For those still undecided, this is one site where every single presidential candidate – and we mean all 14 of them – gets his platform posted for the masses. Here’s where virtual dark horses such as Harry Browne, John Hagelin, David McReynolds and Howard Phillips get equal billing with Al Gore and George W. Bush (or Mr. Bush and Mr. Gore, to be fair). Read up on their opinions on gun control, abortion, government reform, foreign policy and much more – that is, much more rhetoric than could possibly be taken in by Election Day. Hit the Grid tab for a quick visual of where candidates stand on the big issues – left, right, Libertarian, centrist or populist.
Los Angeles Times
by Massie Ritsch
Oct. 26, 2000
Online Candidate Selectors: review of Massscorecard:
- “Every presidential candidate on every issue”
- The good: You come away with a candidate and a pithy label.
- The bad: If your pet issue is not on the questionnaire, you’re out of luck.
- Bottom line: The quiz is good, but the background information on issues and candidates is even better.
The selector on Massscorecard.org and its parent company, SpeakOut.com at http://www.speakout.com, features presidential candidates Republican George W. Bush, Democrat Al Gore and five of the major third-party candidates. The survey includes 20 statements in four policy groups: individual rights, domestic issues, economic issues and defense and international issues.Quiz-takers indicate their support or opposition to the statements on a five-point scale, then indicate how important the overall issue group is to them.Weighting the issues satisfies voters who have a litmus test for their candidate, Gordon said, and would drop him if he disagreed with them on that single issue.For every statement on which the quiz-taker and the candidate match up exactly–or come close–the candidate’s score increases.Researchers for VoteMatch and other similar programs determined the candidates’ positions by combing campaign Web sites, speeches and news stories. With the quiz’s results, there are links to candidates’ position papers and biographies.Along with churning out a compatible candidate, VoteMatch assigns its participants one of about 20 political labels: “moderate libertarian liberal,” for example, or “hard-core conservative.”For voters who have already settled on a candidate, the selector can be a way of confirming their choice. The affiliation label–with explanation–is “an interesting talking point,” Gordon said.
June 22, 2000
SpeakOut.com Acquires Massscorecard.org
Political activist Web site SpeakOut.com said it is acquiring political news site Massscorecard.org of Cambridge, Mass., for an undetermined amount of cash and stock. The two sites should be fully integrated in a month, District-based SpeakOut.com said.
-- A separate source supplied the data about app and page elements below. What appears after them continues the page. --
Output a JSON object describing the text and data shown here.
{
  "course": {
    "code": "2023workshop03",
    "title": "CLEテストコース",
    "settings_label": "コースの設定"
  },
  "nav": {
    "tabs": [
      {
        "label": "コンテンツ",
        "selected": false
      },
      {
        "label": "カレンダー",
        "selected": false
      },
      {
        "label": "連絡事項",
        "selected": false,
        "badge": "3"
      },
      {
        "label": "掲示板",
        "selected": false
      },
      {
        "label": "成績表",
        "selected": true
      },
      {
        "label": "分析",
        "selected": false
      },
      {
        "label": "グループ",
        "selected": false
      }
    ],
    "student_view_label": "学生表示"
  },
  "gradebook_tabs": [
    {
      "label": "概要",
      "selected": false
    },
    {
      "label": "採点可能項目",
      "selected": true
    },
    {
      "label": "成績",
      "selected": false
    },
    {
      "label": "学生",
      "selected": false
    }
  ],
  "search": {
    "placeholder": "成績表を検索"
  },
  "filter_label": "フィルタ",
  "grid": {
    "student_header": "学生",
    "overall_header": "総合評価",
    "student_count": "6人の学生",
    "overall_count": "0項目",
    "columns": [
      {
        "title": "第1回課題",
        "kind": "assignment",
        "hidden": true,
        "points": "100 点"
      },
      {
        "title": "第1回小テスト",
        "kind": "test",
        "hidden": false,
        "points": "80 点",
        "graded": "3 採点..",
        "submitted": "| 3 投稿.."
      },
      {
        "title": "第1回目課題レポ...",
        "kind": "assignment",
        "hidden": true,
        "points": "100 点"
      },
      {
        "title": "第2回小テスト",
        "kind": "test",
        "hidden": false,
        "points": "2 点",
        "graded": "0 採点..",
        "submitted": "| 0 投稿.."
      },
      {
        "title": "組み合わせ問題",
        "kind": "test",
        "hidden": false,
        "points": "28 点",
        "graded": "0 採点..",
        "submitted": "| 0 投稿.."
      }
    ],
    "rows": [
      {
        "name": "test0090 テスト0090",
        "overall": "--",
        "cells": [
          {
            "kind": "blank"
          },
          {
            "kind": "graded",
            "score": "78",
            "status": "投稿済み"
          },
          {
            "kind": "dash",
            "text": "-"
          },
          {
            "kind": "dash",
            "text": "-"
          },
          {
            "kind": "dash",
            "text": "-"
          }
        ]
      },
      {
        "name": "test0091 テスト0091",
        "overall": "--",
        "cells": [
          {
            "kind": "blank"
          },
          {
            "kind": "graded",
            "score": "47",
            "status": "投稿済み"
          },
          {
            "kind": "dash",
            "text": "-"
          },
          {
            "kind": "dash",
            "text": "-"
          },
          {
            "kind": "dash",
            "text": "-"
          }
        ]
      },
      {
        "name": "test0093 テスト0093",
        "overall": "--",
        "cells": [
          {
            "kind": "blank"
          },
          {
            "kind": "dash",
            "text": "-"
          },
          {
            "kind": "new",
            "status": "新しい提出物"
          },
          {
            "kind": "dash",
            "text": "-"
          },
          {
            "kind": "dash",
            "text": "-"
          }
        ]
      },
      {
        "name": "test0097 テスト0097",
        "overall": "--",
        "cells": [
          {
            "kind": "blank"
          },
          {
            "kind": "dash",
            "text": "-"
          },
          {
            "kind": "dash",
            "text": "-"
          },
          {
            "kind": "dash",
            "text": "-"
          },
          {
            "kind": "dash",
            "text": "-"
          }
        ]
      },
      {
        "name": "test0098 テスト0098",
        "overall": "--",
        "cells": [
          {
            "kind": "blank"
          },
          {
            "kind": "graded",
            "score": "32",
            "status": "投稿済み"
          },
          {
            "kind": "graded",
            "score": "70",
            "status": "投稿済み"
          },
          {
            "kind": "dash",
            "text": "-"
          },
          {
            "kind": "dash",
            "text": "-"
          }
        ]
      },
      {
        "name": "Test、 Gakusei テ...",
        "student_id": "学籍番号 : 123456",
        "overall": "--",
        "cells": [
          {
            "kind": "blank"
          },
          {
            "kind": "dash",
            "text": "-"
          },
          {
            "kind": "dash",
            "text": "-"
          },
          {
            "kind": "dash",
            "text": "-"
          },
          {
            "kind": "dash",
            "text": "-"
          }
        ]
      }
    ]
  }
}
“The excellent research provided by Massscorecard, will be rapidly integrated into SpeakOut’s features to provide users with a comprehensive and quick way to research the candidates,” SpeakOut.com Chairman and Chief Executive Officer (CEO) Ron Howard said in a statement issued late Wednesday.
“Speakout.com gives us relevance beyond the November elections,” said Naomi Lichtenberg, president and CEO of Massscorecard.org.